Emma: Probably depends on the child and the child’s age. For young children, I think it is the experimenting. For older children, it is a mix depending on the child. Young children also get caught by narratives and stories. I think that is important in keeping attention too. It draws you in. I guess when we think about maintaining interest in the longer term, then the critical thinking becomes more important.
Q: Do you think there is enough around to engage children before secondary age? it seems that there’s more as they get older, but if they’re already switched off by secondary school, is it then too late to get them interested again?
Emma: Most are probably not switched off by secondary school (or sadly if they are, they are switched off school rather than science per se). The current national curriculum does not emphasise science much for primary school children, so I think they don’t have a chance to be put off in truth. There is also quite a lot of evidence that teachers (primary) are not that interested in science so this probably further limits access. But there are options for primary schools to have scientists and science expos visit their schools. There is stuff out there as it were, but the teachers don’t necessarily ask for it. There is also lots for parents in informal sectors for younger children (but again, that is only accessed by some parents).
Q: What do you think we could do about that?

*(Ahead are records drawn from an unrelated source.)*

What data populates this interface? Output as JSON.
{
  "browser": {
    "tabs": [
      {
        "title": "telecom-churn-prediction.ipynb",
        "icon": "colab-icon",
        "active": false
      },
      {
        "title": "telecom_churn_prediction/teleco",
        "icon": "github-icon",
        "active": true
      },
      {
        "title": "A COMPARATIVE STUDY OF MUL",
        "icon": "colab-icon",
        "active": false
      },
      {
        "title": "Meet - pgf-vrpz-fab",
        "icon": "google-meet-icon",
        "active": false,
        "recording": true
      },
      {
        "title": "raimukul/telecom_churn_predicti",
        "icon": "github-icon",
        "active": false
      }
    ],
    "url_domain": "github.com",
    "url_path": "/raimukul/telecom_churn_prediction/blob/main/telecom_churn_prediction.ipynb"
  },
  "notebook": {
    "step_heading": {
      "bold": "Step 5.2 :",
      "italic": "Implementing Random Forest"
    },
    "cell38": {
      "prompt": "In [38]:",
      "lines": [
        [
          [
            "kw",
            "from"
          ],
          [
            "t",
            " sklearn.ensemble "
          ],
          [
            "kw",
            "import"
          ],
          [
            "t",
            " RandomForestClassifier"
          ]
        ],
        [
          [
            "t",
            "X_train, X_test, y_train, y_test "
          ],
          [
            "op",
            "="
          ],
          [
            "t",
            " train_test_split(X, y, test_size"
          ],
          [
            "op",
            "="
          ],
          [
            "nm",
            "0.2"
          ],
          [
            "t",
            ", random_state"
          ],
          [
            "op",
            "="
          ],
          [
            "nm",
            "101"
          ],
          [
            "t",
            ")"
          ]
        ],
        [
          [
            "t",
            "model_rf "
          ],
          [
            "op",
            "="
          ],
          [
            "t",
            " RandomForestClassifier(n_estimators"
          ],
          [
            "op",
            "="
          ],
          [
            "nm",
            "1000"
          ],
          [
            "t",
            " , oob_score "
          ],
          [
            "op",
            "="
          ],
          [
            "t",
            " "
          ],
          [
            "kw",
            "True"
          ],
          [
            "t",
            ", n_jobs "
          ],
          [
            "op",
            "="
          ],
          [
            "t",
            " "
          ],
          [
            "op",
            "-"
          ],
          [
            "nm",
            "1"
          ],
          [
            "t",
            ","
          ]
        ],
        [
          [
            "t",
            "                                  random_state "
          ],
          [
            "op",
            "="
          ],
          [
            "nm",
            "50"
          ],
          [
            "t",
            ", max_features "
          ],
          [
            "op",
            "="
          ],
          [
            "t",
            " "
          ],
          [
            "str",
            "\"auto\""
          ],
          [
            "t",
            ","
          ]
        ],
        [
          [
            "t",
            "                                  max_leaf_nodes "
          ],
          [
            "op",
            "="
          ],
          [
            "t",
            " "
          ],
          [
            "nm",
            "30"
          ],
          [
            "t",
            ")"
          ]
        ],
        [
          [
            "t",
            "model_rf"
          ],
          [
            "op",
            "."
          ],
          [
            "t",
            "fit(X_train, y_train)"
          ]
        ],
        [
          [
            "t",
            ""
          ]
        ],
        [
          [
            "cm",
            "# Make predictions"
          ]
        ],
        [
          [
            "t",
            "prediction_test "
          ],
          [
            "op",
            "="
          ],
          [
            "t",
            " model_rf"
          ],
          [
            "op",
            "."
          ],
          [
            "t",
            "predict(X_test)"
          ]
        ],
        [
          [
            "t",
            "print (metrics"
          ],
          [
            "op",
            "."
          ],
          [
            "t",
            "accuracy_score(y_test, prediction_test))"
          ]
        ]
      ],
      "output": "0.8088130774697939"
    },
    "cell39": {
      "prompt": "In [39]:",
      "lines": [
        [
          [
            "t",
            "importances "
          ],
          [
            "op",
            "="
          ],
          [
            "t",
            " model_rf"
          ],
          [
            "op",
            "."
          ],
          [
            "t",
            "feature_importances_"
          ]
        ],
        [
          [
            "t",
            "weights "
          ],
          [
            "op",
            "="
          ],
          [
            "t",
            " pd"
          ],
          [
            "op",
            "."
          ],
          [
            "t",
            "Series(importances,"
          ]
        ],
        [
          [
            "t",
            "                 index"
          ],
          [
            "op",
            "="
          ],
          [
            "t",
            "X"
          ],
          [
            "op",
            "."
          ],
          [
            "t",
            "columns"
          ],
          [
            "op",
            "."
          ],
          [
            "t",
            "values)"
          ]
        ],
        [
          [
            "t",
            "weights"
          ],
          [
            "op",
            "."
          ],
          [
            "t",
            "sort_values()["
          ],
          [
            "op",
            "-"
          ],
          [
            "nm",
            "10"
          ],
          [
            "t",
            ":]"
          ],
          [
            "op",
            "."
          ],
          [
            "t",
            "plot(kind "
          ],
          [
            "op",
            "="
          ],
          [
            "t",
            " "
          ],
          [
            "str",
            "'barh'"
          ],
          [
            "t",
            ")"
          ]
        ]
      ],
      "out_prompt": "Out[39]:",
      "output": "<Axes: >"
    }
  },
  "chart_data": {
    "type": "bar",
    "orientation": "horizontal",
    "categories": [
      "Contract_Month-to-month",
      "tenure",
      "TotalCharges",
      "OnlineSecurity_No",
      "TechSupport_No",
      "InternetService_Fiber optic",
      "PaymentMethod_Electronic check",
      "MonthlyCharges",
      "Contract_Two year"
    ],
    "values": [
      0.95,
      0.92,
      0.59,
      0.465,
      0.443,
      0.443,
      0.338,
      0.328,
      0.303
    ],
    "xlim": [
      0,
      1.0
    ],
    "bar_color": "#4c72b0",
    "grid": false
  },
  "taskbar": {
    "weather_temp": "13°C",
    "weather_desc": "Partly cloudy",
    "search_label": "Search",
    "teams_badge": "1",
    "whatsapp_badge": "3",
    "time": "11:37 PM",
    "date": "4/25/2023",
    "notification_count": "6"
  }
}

Are there ways we could support primary teachers better with science?
Emma: Teachers react most to a push from government. So, to change primary school science requires an emphasis on science in the curriculum. But teachers also have a lot on their plates, so telling them to do more is not likely to be popular! By the way, my personal teacher bug bear is that my daughter’s school is going to Cadbury’s world as the ‘SCIENCE’ trip this year!
Q: If you had one piece of advice to a mother raising a girl as to how to get and keep them interested in science, what would it be?
Emma: let her experiment, encourage her to play (in the kitchen, with Lego, whatever catches her fancy) and take her to places where she can participate in live science activities (like the Cheltenham science festival – when she’s old enough). Also be positive about science and finding science role models for her.
Q: What questions can we ask ourselves every day to think about things scientifically, rather than fearfully? Because I think that will naturally play out with our children.
Emma: I would say read (watch, listen) to media critically. Interrogate the claims in reports and challenge them. Then do some online research to find answers if appropriate.
Q: When we’re inclined to react to a report in the news about nutrition, or about medicine, or about the presence of life on a planet, what should we be asking ourselves? Because I reckon if we get into the habit of doing that, it will probably naturally flow into the conversations we have with our kids.
Emma: Yes, reacting to news, I think it is being critical and not just taking it at face value. Challenge (to the best of our abilities) the statistics that are reported. Think about what the impact really means. There is a lot of hype in the media.
Q: If you could wave a magic wand and do anything in science communication (either research, or a science communication project), what would it be?
Emma: Argh. That’s tough. On the one hand, I would like to see science just a normal part of society (not special), you know like history. Something anyone can do and participate in. On the other, there are some really big research questions out there in terms of what influences people to engage with/participate in science and what sustains children’s interests. Probably, I’d have to go with the first though, as that would mean Science Communication had done its job (in my view) and put science firmly in the public sphere. I’m not sure I’ve got a magic wand to do that (teachers are also important here). All you can do is give them opportunities to engage with science and then to highlight (but not too obviously with teenagers) why science is important. They may still get discouraged though.
@Emma: Thank you so much for your time Emma, this has been really interesting.
Emma: It’s been a pleasure. Feel free to contact me if you have more questions!